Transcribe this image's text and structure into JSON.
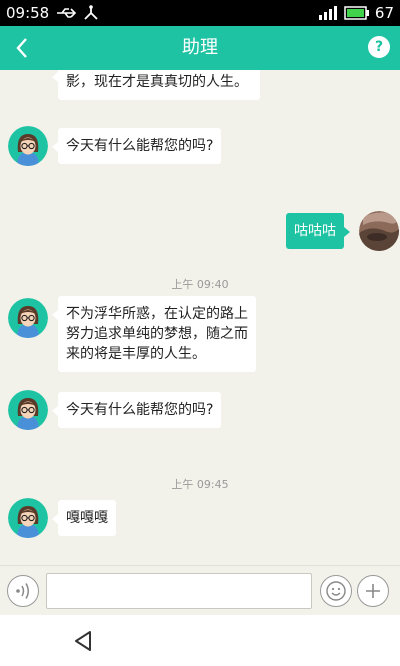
{
  "status_bar": {
    "time": "09:58",
    "battery": "67"
  },
  "header": {
    "title": "助理",
    "help_label": "?"
  },
  "messages": [
    {
      "type": "bot",
      "text": "影，现在才是真真切的人生。"
    },
    {
      "type": "bot",
      "text": "今天有什么能帮您的吗?"
    },
    {
      "type": "user",
      "text": "咕咕咕"
    },
    {
      "type": "time",
      "text": "上午 09:40"
    },
    {
      "type": "bot",
      "lines": [
        "不为浮华所惑，在认定的路上",
        "努力追求单纯的梦想，随之而",
        "来的将是丰厚的人生。"
      ]
    },
    {
      "type": "bot",
      "text": "今天有什么能帮您的吗?"
    },
    {
      "type": "time",
      "text": "上午 09:45"
    },
    {
      "type": "bot",
      "text": "嘎嘎嘎"
    }
  ],
  "input": {
    "value": "",
    "placeholder": ""
  },
  "colors": {
    "accent": "#1ec3a3",
    "background": "#f2f2ea",
    "status_bar": "#000000"
  }
}
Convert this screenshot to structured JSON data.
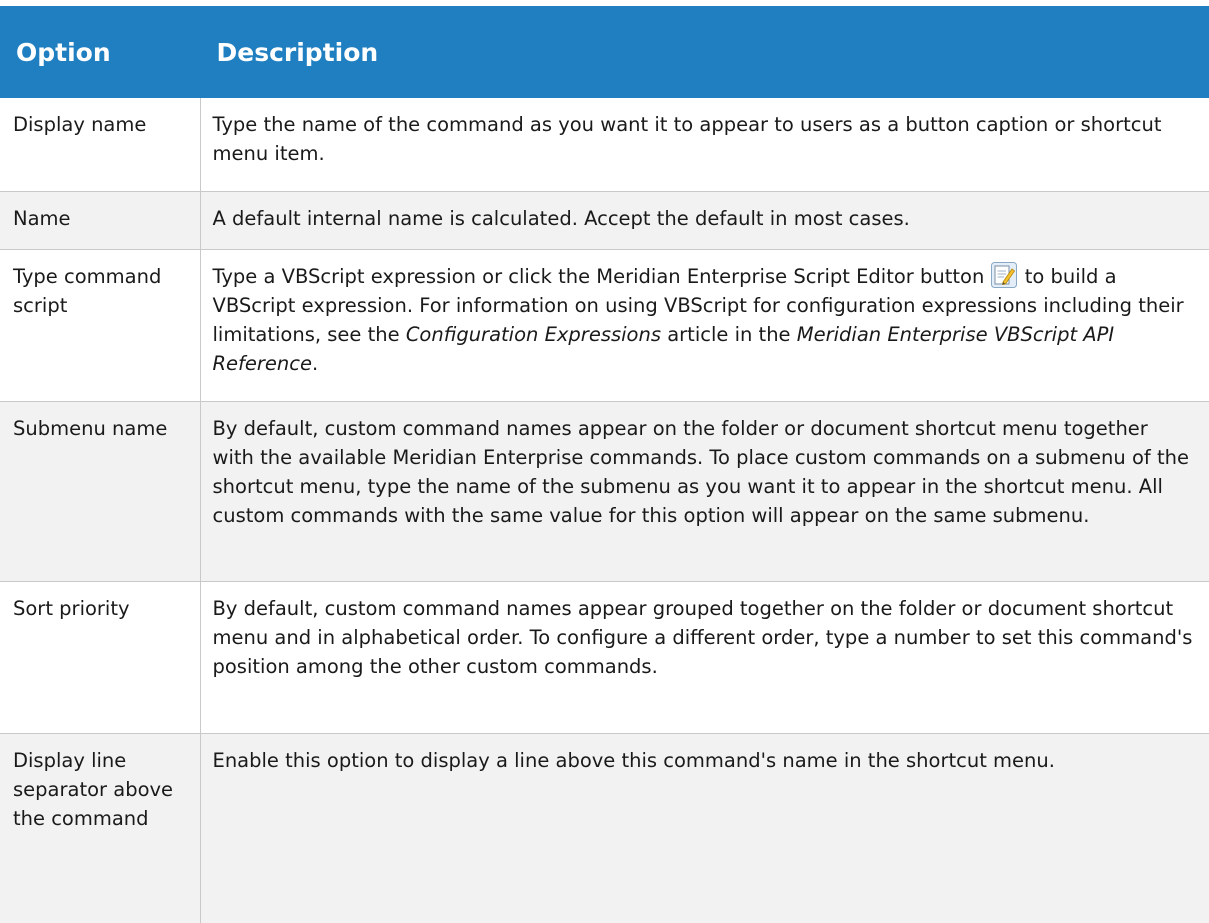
{
  "table": {
    "header": {
      "option": "Option",
      "description": "Description"
    },
    "rows": [
      {
        "option": "Display name",
        "description": "Type the name of the command as you want it to appear to users as a button caption or shortcut menu item."
      },
      {
        "option": "Name",
        "description": "A default internal name is calculated. Accept the default in most cases."
      },
      {
        "option": "Type command script",
        "desc_part1": "Type a VBScript expression or click the Meridian Enterprise Script Editor button ",
        "icon": "script-editor-icon",
        "desc_part2": " to build a VBScript expression.  For information on using VBScript for configuration expressions including their limitations, see the ",
        "desc_em1": "Configuration Expressions",
        "desc_part3": " article in the ",
        "desc_em2": "Meridian Enterprise VBScript API Reference",
        "desc_part4": "."
      },
      {
        "option": "Submenu name",
        "description": "By default, custom command names appear on the folder or document shortcut menu together with the available Meridian Enterprise commands. To place custom commands on a submenu of the shortcut menu, type the name of the submenu as you want it to appear in the shortcut menu. All custom commands with the same value for this option will appear on the same submenu."
      },
      {
        "option": "Sort priority",
        "description": "By default, custom command names appear grouped together on the folder or document shortcut menu and in alphabetical order. To configure a different order, type a number to set this command's position among the other custom commands."
      },
      {
        "option": "Display line separator above the command",
        "description": "Enable this option to display a line above this command's name in the shortcut menu."
      }
    ]
  },
  "colors": {
    "header_bg": "#1f7fc0",
    "header_text": "#ffffff",
    "alt_row_bg": "#f2f2f2",
    "border": "#c9c9c9"
  }
}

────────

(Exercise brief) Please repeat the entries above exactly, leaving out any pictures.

(Exercise response)
Transcribe this image's text and structure into JSON.
{
  "status_bar": {
    "time": "09:58",
    "battery": "67"
  },
  "header": {
    "title": "助理",
    "help_label": "?"
  },
  "messages": [
    {
      "type": "bot",
      "text": "影，现在才是真真切的人生。"
    },
    {
      "type": "bot",
      "text": "今天有什么能帮您的吗?"
    },
    {
      "type": "user",
      "text": "咕咕咕"
    },
    {
      "type": "time",
      "text": "上午 09:40"
    },
    {
      "type": "bot",
      "lines": [
        "不为浮华所惑，在认定的路上",
        "努力追求单纯的梦想，随之而",
        "来的将是丰厚的人生。"
      ]
    },
    {
      "type": "bot",
      "text": "今天有什么能帮您的吗?"
    },
    {
      "type": "time",
      "text": "上午 09:45"
    },
    {
      "type": "bot",
      "text": "嘎嘎嘎"
    }
  ],
  "input": {
    "value": "",
    "placeholder": ""
  },
  "colors": {
    "accent": "#1ec3a3",
    "background": "#f2f2ea",
    "status_bar": "#000000"
  }
}
Convert this screenshot to structured JSON data.
{
  "table": {
    "header": {
      "option": "Option",
      "description": "Description"
    },
    "rows": [
      {
        "option": "Display name",
        "description": "Type the name of the command as you want it to appear to users as a button caption or shortcut menu item."
      },
      {
        "option": "Name",
        "description": "A default internal name is calculated. Accept the default in most cases."
      },
      {
        "option": "Type command script",
        "desc_part1": "Type a VBScript expression or click the Meridian Enterprise Script Editor button ",
        "icon": "script-editor-icon",
        "desc_part2": " to build a VBScript expression.  For information on using VBScript for configuration expressions including their limitations, see the ",
        "desc_em1": "Configuration Expressions",
        "desc_part3": " article in the ",
        "desc_em2": "Meridian Enterprise VBScript API Reference",
        "desc_part4": "."
      },
      {
        "option": "Submenu name",
        "description": "By default, custom command names appear on the folder or document shortcut menu together with the available Meridian Enterprise commands. To place custom commands on a submenu of the shortcut menu, type the name of the submenu as you want it to appear in the shortcut menu. All custom commands with the same value for this option will appear on the same submenu."
      },
      {
        "option": "Sort priority",
        "description": "By default, custom command names appear grouped together on the folder or document shortcut menu and in alphabetical order. To configure a different order, type a number to set this command's position among the other custom commands."
      },
      {
        "option": "Display line separator above the command",
        "description": "Enable this option to display a line above this command's name in the shortcut menu."
      }
    ]
  },
  "colors": {
    "header_bg": "#1f7fc0",
    "header_text": "#ffffff",
    "alt_row_bg": "#f2f2f2",
    "border": "#c9c9c9"
  }
}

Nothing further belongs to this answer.